### Material for the task
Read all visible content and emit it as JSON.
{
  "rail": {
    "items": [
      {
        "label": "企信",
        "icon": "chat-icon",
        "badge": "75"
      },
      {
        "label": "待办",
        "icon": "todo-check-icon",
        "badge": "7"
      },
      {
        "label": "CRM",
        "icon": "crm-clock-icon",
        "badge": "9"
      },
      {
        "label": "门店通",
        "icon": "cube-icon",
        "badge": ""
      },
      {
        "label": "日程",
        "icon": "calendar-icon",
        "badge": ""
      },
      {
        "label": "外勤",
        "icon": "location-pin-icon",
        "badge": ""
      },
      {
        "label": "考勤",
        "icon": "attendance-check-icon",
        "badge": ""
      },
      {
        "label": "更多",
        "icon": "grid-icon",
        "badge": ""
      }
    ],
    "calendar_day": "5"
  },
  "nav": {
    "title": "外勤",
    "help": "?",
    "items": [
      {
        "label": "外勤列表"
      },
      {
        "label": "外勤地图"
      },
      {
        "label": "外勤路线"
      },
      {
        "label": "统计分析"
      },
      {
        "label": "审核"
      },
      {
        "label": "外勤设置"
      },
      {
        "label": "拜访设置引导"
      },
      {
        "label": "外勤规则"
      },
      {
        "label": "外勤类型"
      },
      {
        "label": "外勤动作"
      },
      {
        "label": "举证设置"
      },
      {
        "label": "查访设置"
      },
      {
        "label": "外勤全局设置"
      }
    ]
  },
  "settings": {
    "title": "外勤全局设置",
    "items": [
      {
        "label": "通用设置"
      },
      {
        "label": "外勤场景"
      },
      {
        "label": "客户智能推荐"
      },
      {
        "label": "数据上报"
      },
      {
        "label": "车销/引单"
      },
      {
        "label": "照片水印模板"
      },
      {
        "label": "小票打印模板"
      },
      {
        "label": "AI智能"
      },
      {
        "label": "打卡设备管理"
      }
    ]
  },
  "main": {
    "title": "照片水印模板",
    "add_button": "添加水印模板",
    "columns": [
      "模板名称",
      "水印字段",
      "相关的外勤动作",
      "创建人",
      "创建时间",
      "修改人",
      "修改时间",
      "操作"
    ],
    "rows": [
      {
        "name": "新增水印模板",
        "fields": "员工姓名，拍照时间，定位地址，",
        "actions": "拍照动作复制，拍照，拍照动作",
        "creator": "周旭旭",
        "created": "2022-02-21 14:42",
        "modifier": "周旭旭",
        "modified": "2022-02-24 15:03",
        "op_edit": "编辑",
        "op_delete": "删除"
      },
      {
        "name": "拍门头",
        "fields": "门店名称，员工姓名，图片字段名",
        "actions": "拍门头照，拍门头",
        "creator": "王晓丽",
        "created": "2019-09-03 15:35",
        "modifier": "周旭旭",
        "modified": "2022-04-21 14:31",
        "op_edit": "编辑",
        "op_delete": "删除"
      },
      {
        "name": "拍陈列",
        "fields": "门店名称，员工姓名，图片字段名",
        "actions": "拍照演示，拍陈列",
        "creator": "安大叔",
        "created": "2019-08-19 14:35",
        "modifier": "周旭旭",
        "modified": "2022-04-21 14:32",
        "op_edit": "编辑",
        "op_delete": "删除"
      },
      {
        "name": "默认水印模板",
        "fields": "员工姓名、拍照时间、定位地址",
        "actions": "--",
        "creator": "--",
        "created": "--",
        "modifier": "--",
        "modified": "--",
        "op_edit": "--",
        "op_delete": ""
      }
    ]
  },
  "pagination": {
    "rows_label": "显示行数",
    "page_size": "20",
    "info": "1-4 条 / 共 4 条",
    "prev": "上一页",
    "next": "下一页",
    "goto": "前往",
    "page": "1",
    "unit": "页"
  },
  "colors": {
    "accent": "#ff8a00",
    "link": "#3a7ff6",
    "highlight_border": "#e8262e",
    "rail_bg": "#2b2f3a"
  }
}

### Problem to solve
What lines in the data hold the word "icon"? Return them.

### Task output
        "icon": "chat-icon",
        "icon": "todo-check-icon",
        "icon": "crm-clock-icon",
        "icon": "cube-icon",
        "icon": "calendar-icon",
        "icon": "location-pin-icon",
        "icon": "attendance-check-icon",
        "icon": "grid-icon",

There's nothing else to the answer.